++++ Input for this task
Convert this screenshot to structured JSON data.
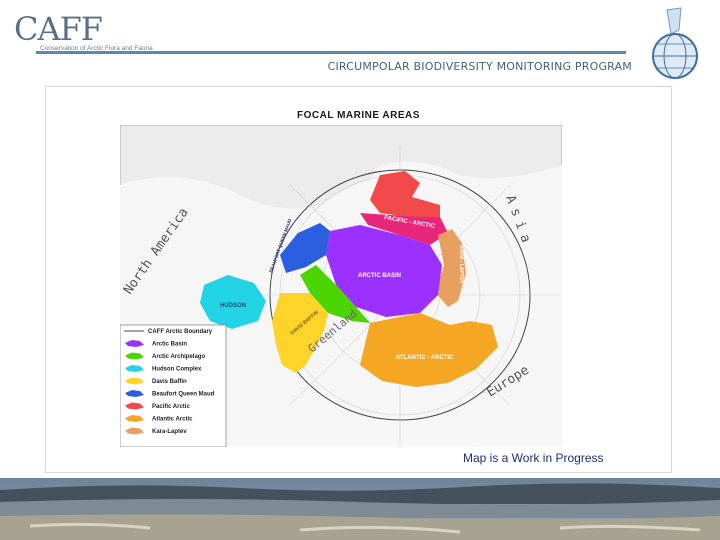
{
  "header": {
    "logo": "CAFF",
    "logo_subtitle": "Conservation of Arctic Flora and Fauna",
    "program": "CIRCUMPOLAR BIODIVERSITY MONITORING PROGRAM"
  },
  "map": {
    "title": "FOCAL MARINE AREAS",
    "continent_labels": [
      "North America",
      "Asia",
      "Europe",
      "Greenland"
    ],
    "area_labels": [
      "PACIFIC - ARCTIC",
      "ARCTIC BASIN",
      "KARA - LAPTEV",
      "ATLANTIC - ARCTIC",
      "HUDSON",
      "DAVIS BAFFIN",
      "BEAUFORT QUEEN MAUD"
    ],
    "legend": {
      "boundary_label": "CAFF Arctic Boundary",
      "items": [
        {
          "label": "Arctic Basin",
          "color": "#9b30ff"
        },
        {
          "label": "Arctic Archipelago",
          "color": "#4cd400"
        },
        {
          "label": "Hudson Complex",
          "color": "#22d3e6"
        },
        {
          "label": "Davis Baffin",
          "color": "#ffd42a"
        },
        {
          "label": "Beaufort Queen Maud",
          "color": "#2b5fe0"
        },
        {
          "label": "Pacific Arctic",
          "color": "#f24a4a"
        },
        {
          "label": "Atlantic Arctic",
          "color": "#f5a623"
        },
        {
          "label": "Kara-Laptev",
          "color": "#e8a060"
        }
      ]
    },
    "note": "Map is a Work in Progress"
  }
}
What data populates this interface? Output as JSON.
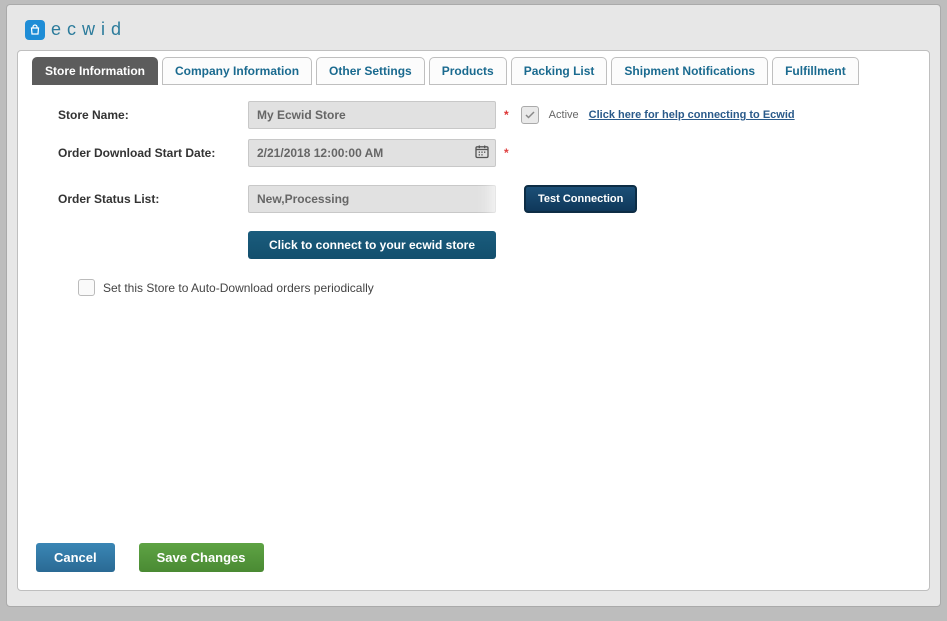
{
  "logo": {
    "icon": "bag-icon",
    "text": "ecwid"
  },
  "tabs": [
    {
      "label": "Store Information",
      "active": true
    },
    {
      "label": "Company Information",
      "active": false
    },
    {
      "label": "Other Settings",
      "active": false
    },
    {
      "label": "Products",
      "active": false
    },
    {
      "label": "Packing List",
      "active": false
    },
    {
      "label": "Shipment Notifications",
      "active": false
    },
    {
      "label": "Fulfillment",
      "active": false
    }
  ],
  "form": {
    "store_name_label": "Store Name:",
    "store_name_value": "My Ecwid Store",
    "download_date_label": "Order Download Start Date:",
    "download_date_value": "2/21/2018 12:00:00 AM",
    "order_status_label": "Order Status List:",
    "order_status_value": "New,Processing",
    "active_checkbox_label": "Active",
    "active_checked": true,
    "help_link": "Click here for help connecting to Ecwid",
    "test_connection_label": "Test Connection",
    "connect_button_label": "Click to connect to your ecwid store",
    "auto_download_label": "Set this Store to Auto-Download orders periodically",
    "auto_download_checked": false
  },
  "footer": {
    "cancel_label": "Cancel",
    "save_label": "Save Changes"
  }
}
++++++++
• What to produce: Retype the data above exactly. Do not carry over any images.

• Response to the exercise:
Convert this screenshot to structured JSON data.
{
  "header": {
    "logo": "CAFF",
    "logo_subtitle": "Conservation of Arctic Flora and Fauna",
    "program": "CIRCUMPOLAR BIODIVERSITY MONITORING PROGRAM"
  },
  "map": {
    "title": "FOCAL MARINE AREAS",
    "continent_labels": [
      "North America",
      "Asia",
      "Europe",
      "Greenland"
    ],
    "area_labels": [
      "PACIFIC - ARCTIC",
      "ARCTIC BASIN",
      "KARA - LAPTEV",
      "ATLANTIC - ARCTIC",
      "HUDSON",
      "DAVIS BAFFIN",
      "BEAUFORT QUEEN MAUD"
    ],
    "legend": {
      "boundary_label": "CAFF Arctic Boundary",
      "items": [
        {
          "label": "Arctic Basin",
          "color": "#9b30ff"
        },
        {
          "label": "Arctic Archipelago",
          "color": "#4cd400"
        },
        {
          "label": "Hudson Complex",
          "color": "#22d3e6"
        },
        {
          "label": "Davis Baffin",
          "color": "#ffd42a"
        },
        {
          "label": "Beaufort Queen Maud",
          "color": "#2b5fe0"
        },
        {
          "label": "Pacific Arctic",
          "color": "#f24a4a"
        },
        {
          "label": "Atlantic Arctic",
          "color": "#f5a623"
        },
        {
          "label": "Kara-Laptev",
          "color": "#e8a060"
        }
      ]
    },
    "note": "Map is a Work in Progress"
  }
}
What data populates this interface? Output as JSON.
{
  "logo": {
    "icon": "bag-icon",
    "text": "ecwid"
  },
  "tabs": [
    {
      "label": "Store Information",
      "active": true
    },
    {
      "label": "Company Information",
      "active": false
    },
    {
      "label": "Other Settings",
      "active": false
    },
    {
      "label": "Products",
      "active": false
    },
    {
      "label": "Packing List",
      "active": false
    },
    {
      "label": "Shipment Notifications",
      "active": false
    },
    {
      "label": "Fulfillment",
      "active": false
    }
  ],
  "form": {
    "store_name_label": "Store Name:",
    "store_name_value": "My Ecwid Store",
    "download_date_label": "Order Download Start Date:",
    "download_date_value": "2/21/2018 12:00:00 AM",
    "order_status_label": "Order Status List:",
    "order_status_value": "New,Processing",
    "active_checkbox_label": "Active",
    "active_checked": true,
    "help_link": "Click here for help connecting to Ecwid",
    "test_connection_label": "Test Connection",
    "connect_button_label": "Click to connect to your ecwid store",
    "auto_download_label": "Set this Store to Auto-Download orders periodically",
    "auto_download_checked": false
  },
  "footer": {
    "cancel_label": "Cancel",
    "save_label": "Save Changes"
  }
}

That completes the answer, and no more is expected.